The recently held Yobe State Peoples Democratic Party governorship primaries, which took place in Abuja, generated much outcry over legitimacy – based on the provision of the party’s constitution that stipulates primaries must be held in the state capital. How elections held in or outside the IDP camps will be received by the political gladiators in PDP and APC is also something to watch. However, all relevant stakeholders were duly consulted by INEC during its recent meeting to unveil the modalities on how IDPS shall participate in these elections, but the silence from the main actors leaves much to be desired.

The 1999 constitution, as amended in section 179, provides that to be declared a winner of the presidential office, you must score a majority of the total votes cast at the election and 25 percent of total votes cast in 2/3 of the states, ie 24 of the 36 states of the federation plus FCT, Abuja. The same provision applies for the governorship election as provided in section 134 of constitution, albeit in this instance it applies to local governments. How will these constitutional provisions be interpreted? Will the 25 percent of the 2/3 requirements of votes cast in either states or local governments in relevant instances be inclusive or exclusive of the states/local governments under occupation?

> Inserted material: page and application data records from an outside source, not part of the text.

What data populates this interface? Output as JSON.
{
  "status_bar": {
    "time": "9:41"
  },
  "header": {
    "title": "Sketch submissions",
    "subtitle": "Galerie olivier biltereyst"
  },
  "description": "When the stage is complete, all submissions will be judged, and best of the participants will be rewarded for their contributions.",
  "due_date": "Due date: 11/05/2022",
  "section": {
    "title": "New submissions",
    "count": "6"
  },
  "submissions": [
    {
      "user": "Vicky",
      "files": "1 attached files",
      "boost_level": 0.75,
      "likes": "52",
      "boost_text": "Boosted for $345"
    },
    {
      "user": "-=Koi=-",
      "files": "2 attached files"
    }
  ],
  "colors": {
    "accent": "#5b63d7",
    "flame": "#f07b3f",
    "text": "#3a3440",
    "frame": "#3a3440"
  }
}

What constituencies will the lawmakers representing both federal and state constituencies  under Boko Haram control represent? Will the new constituency they represent be the people in IDP camps? What is obvious is the 1999 constitution as amended does not envisage the quagmire we are presently in, while the graveyard silence by the political gladiators provides cause for concern in elections as closely run as these.

What is becoming obvious is that lots of issues in this elections will be determined by the courts; how will play out in a country where the doctrine of separation of power is generally unclear, nor is confidence duly reposed in any arm of government?

And finally…

Judicial Staff Union of Nigeria (JUSUN) has been on strike since the beginning of the year; as a result all pre-electoral matters before the courts could not be determined. I am happy to report that JSUN federal staff have now called off their strike, but it remains ongoing in the State courts. If the strike issue is not resolved before the elections, the implications are better left  unimagined.



Idayat Hassan is the Director of The Centre for Democracy and Development in Abuja.

This article was first published on Nigeria Forum: African Arguments